> [Records to use]
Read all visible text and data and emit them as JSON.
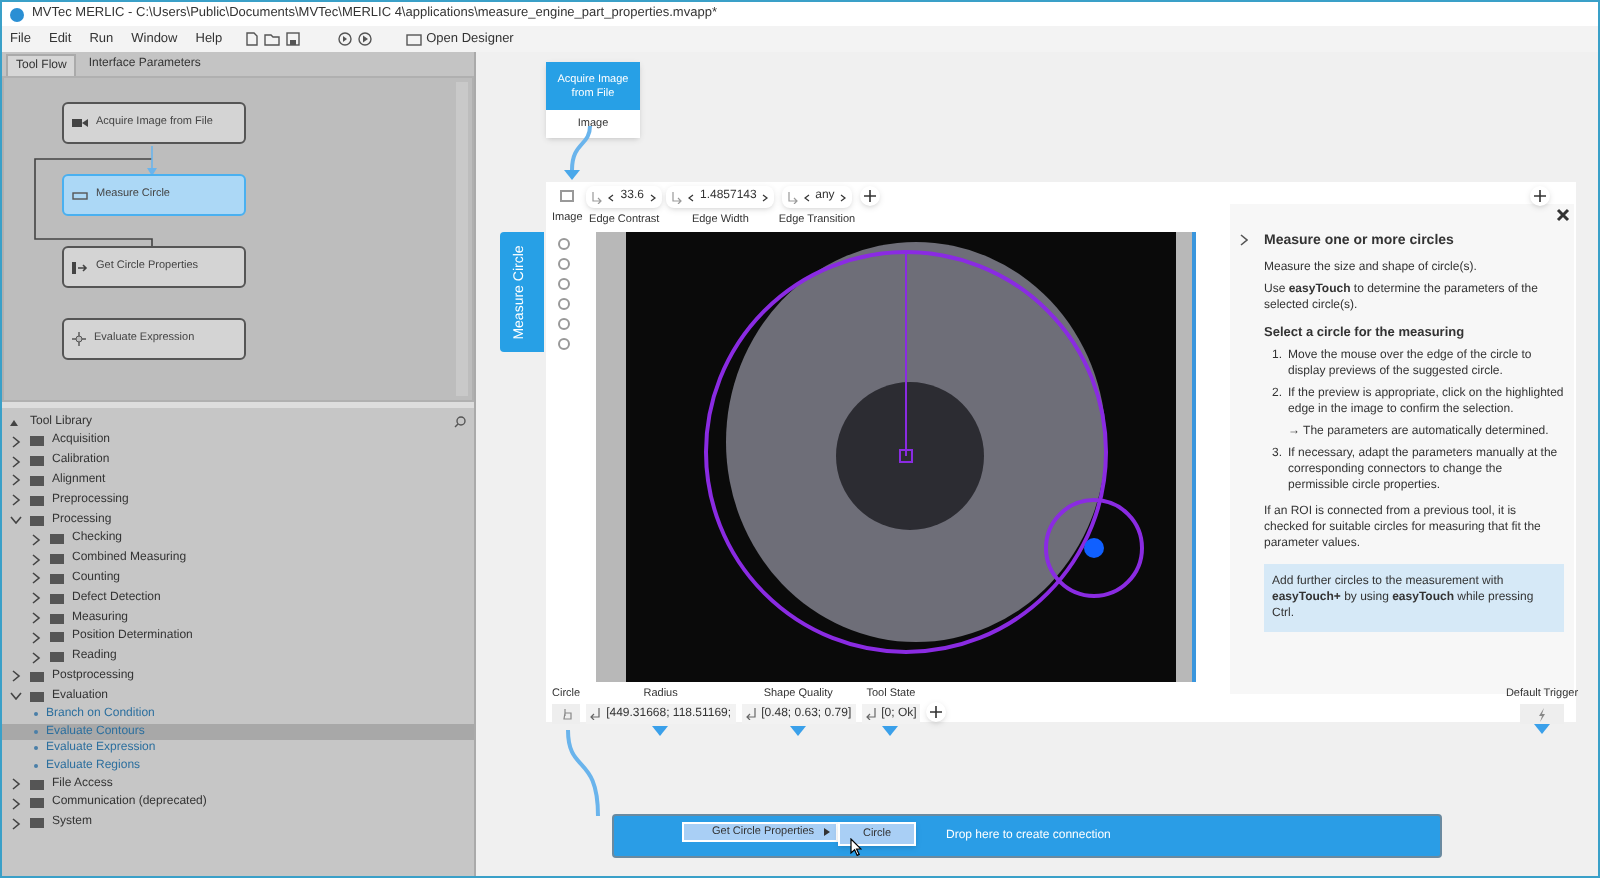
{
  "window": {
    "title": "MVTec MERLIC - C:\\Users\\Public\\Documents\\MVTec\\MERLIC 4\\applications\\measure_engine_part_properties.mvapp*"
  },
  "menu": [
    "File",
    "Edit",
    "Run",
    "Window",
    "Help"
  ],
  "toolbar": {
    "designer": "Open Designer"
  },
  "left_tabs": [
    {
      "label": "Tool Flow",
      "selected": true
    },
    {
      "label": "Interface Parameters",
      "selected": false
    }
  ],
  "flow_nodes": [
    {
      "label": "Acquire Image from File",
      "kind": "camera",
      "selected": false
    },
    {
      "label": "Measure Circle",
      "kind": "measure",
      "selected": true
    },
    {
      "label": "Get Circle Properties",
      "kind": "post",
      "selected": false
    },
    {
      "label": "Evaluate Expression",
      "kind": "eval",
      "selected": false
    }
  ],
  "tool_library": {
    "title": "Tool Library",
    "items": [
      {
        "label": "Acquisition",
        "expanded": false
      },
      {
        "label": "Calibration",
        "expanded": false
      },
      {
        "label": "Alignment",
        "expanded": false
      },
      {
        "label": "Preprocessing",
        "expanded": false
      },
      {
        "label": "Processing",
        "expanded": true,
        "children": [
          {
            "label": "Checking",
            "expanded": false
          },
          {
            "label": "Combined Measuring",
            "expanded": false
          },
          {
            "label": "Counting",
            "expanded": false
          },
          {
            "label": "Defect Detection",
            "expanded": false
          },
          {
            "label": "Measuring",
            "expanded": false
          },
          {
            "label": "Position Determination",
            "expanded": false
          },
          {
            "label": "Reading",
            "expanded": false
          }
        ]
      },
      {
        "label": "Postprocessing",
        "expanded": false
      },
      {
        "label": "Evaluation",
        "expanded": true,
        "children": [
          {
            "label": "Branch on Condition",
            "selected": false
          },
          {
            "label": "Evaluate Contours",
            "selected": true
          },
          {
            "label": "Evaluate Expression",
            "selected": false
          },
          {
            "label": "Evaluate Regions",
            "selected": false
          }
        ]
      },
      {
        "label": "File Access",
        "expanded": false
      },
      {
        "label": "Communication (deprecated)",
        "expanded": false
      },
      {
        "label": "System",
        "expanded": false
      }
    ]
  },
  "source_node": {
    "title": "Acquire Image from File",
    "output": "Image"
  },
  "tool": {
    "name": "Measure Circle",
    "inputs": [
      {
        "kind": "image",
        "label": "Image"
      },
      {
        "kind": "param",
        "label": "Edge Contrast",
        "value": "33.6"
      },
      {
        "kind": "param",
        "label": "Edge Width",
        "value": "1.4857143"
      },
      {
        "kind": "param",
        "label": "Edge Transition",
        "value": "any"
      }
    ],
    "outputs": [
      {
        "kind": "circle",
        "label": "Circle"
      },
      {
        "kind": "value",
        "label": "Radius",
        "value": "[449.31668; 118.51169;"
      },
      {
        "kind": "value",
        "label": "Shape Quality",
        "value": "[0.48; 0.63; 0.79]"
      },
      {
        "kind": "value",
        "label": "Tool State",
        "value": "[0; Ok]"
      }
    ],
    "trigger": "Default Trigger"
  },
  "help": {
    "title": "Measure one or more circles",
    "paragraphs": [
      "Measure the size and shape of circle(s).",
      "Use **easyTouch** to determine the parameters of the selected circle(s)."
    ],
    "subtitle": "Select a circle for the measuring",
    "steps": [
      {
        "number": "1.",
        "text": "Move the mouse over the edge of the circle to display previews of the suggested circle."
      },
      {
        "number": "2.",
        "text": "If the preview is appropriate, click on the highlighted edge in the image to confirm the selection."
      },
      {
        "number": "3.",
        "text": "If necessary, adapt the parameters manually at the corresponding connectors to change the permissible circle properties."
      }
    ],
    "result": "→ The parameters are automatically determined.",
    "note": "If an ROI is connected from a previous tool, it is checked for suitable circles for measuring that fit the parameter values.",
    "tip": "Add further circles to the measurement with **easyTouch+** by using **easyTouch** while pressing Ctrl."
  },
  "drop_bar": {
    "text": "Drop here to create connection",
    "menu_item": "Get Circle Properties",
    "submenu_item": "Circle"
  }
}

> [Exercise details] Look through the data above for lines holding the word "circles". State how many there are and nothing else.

> [Exercise output] 3